After Eric Schmidt stepped down as Google’s CEO, he did just that. And when he met a bright, young Israeli student in his venture-capital entrepreneurship class, he made him his business partner at the end of the semester. Dror Berman, 33, now runs their investment firm, Innovation Endeavors. “All my classmates became entrepreneurs,” says Berman. So far he has funded more than 30 companies—many of them founded by Stanford friends.

Stanford is well aware of the networking opportunity attending the school has become. In 1998 Tom Byers started the Stanford Technology Ventures Program, an entrepreneurship center in the School of Engineering that organizes seminars, conferences and the prestigious Mayfield Fellows Program. The Instagram founders were among a select few who got in. “It is the Navy Seals of entrepreneurship,” says Byers.

Back at the Symbolic Systems conference, as Krieger finishes his presentation, the room is swelling with passersby eager to hear his tricks of the trade. All the while, the question floating in the air is whether the recent billion-dollar sale of his photo-sharing app is a sign of another bubble yet to come—one encompassing Stanford’s very campus. But in a place where entrepreneurship has been democratized and failure is accepted, many students ask instead, what’s the worst that can happen if they leave school to start a company and it flops—they come back and graduate?

Fact: The acceptance rate for Stanford’s undergraduate class of 2016 was 6.6 percent, the lowest in the school’s history.

Entrepreneurs Extraordinaires

Stanford alumni have created—and then helped fund—some of Silicon Valley’s most important and influential companies.

Class of ’88: Reed Hastings
MS in computer science
Estimated Net Worth:
$414 million
Cofounded Netflix in 1997 and currently serves as its CEO

Class of ’88: Tim Westergren
BA in political science
Estimated Net Worth:
$63 million
Cofounded Pandora in 2000; currently its chief strategy officer

Class of ’90: Reid Hoffman
BS in cognitive science
Estimated Net Worth:
$2.5 billion
Former PayPal executive vice president; cofounded LinkedIn in 2002

Class of ’06; class of ’08 & ’09: Kevin Systrom & Mike Krieger
Systrom, BS in mgmt. sci. & engineering; Krieger, BS & MS in symbolic systems
Estimated Net Worth:
Systrom, $375 million; Krieger, $95 million
Sold Instagram for $1 billion

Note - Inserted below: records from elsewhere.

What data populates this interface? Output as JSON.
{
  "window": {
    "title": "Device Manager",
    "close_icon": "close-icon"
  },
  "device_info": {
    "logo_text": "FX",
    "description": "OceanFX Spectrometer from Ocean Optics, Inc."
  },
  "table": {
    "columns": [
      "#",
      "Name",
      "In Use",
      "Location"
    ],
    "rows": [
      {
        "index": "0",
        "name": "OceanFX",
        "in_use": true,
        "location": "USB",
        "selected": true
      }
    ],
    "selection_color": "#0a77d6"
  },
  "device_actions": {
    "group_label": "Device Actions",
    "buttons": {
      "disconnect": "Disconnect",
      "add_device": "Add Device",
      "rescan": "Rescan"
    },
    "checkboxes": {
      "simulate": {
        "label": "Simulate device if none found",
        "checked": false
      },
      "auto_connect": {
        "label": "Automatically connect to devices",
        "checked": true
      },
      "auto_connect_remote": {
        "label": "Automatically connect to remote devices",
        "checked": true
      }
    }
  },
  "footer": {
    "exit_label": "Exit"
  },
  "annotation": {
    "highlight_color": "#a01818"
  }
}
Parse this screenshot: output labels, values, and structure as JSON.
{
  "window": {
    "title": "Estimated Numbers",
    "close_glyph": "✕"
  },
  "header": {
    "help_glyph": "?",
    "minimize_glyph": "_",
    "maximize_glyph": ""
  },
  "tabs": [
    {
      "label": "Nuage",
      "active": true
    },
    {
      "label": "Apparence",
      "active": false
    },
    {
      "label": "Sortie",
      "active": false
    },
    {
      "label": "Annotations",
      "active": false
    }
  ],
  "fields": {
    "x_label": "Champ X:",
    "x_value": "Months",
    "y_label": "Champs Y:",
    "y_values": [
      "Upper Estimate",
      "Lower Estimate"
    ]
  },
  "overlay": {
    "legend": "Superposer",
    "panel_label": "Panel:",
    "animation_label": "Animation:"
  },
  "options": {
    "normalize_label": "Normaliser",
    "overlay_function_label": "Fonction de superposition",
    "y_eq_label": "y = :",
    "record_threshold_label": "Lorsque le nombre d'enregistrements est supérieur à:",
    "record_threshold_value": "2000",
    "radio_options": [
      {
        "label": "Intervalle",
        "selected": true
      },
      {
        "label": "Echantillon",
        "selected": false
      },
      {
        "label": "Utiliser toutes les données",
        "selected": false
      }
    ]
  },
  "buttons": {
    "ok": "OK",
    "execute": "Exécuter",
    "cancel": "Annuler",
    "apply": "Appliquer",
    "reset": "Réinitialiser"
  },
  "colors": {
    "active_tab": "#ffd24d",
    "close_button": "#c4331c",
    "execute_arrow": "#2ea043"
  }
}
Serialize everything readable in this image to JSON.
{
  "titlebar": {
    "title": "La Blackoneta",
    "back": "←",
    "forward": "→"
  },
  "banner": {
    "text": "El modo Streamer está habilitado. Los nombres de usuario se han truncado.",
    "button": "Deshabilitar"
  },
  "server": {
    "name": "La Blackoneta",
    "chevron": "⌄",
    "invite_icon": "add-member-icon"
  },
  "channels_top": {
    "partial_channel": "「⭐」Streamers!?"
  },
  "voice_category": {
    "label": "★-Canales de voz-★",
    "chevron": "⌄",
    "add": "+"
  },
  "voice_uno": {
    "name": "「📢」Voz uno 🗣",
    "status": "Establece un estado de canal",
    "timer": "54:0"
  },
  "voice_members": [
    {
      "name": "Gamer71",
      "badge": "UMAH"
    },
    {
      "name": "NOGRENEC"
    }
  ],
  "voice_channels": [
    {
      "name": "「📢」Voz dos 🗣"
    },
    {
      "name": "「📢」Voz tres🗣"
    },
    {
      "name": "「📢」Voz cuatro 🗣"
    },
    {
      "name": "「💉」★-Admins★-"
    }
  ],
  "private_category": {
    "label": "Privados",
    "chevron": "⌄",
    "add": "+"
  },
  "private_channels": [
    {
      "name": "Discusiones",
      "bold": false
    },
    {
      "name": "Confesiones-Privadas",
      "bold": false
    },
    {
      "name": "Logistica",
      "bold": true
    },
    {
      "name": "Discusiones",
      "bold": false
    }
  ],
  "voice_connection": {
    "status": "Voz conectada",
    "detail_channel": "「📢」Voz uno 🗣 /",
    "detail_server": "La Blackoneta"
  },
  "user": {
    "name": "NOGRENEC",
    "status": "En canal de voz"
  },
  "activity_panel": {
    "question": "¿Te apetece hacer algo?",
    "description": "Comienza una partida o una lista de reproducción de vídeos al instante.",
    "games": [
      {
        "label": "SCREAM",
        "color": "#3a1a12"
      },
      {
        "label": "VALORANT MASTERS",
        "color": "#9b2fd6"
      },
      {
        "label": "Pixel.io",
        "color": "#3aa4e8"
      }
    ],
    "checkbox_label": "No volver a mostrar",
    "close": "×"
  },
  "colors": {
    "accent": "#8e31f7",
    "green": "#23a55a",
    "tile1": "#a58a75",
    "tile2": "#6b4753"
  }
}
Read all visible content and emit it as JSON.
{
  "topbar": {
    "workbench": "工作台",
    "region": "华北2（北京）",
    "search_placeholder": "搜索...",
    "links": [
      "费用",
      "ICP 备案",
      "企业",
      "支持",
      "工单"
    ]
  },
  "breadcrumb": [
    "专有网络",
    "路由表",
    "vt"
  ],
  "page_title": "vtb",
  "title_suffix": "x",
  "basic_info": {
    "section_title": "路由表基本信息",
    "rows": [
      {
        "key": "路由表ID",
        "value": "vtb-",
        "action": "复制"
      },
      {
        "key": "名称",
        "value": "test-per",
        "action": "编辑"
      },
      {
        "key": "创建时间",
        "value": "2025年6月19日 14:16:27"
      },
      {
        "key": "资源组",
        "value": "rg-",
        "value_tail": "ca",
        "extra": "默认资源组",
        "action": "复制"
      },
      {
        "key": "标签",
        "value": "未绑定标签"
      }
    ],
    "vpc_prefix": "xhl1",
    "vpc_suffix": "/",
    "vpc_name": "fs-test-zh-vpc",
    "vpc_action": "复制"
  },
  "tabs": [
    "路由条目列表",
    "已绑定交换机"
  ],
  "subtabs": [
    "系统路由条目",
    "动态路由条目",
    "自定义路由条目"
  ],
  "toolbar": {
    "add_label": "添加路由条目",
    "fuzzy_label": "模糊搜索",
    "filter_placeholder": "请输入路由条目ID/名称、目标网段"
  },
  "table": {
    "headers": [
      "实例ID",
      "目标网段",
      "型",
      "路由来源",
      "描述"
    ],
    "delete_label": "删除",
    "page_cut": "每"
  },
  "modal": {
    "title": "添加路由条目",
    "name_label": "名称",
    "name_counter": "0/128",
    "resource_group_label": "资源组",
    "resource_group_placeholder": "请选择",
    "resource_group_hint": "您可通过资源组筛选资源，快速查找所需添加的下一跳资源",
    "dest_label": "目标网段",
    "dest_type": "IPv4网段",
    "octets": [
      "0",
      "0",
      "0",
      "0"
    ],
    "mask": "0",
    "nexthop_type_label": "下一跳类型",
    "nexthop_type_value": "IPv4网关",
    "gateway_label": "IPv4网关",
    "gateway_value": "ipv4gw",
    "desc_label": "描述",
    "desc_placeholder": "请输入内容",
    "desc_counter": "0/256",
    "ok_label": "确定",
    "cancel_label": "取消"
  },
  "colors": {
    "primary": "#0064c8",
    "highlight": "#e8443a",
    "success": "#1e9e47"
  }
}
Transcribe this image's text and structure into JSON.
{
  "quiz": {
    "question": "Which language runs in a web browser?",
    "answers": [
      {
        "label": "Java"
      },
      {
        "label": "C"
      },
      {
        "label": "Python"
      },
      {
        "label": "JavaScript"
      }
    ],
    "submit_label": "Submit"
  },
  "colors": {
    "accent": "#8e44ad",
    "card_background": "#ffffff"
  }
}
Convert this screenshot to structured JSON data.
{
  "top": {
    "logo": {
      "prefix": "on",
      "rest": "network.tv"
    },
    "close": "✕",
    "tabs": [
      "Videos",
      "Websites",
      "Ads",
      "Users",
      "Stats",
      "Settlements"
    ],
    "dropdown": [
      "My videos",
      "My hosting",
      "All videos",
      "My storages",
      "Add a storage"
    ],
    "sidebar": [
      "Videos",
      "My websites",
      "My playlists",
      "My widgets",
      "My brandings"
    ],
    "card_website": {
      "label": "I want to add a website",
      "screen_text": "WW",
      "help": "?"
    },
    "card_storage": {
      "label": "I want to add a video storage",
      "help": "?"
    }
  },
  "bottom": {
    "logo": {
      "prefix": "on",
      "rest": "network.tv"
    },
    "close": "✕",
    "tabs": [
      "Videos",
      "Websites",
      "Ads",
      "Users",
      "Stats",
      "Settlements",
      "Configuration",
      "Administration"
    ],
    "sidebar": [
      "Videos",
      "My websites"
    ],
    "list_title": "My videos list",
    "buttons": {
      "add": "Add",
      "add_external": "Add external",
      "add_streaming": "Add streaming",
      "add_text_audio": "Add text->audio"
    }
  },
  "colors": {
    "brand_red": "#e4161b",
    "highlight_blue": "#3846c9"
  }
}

Class of ’89 and ’92: Peter Thiel
BA in philosophy; JD
Estimated Net Worth:
$2.5 billion
Cofounded PayPal in 1998, sold it to eBay in 2002

Class of ’95 and ’98; class of ’98: Sergey Brin & Larry Page
Both, MS; Brin, PhD in computer science
Estimated Net Worth:
Brin, $17.7 billion; Page, $17.8 billion
Founded Google in 1998

Source: Bloomberg billionaires index

Julie Coe